> REQUIREMENT
In the entries below, find every line holding the string "person" and collect it.

(Dataset rows describing interfaces)
*-*-*

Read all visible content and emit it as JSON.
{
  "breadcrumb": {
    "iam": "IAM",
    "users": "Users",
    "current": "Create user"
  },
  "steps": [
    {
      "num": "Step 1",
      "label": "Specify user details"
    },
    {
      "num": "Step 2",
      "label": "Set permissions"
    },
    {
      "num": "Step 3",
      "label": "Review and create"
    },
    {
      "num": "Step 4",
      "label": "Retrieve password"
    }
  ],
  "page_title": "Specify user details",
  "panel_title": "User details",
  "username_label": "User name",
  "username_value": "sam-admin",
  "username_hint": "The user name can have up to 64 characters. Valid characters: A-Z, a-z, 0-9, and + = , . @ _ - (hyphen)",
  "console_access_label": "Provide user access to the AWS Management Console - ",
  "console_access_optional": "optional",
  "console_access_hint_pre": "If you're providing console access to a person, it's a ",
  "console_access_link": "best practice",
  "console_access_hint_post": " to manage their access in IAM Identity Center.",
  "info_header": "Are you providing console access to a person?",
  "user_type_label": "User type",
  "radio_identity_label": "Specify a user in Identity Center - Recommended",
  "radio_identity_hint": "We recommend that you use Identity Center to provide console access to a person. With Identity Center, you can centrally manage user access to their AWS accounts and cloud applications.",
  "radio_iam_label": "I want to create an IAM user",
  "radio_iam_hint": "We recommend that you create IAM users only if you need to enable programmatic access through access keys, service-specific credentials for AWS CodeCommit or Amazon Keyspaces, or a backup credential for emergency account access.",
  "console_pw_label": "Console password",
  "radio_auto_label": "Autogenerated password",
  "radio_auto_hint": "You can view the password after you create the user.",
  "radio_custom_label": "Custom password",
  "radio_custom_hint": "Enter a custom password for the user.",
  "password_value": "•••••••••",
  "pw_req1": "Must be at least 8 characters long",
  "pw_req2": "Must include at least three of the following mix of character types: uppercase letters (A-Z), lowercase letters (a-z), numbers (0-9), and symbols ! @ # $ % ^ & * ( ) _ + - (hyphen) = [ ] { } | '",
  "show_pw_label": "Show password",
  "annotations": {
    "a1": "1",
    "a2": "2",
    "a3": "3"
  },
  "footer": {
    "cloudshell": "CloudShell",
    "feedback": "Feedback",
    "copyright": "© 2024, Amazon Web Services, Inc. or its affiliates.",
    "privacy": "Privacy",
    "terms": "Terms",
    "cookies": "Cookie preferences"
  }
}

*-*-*

> RESPONSE TO THE EXERCISE
  "console_access_hint_pre": "If you're providing console access to a person, it's a ",
  "info_header": "Are you providing console access to a person?",
  "radio_identity_hint": "We recommend that you use Identity Center to provide console access to a person. With Identity Center, you can centrally manage user access to their AWS accounts and cloud applications.",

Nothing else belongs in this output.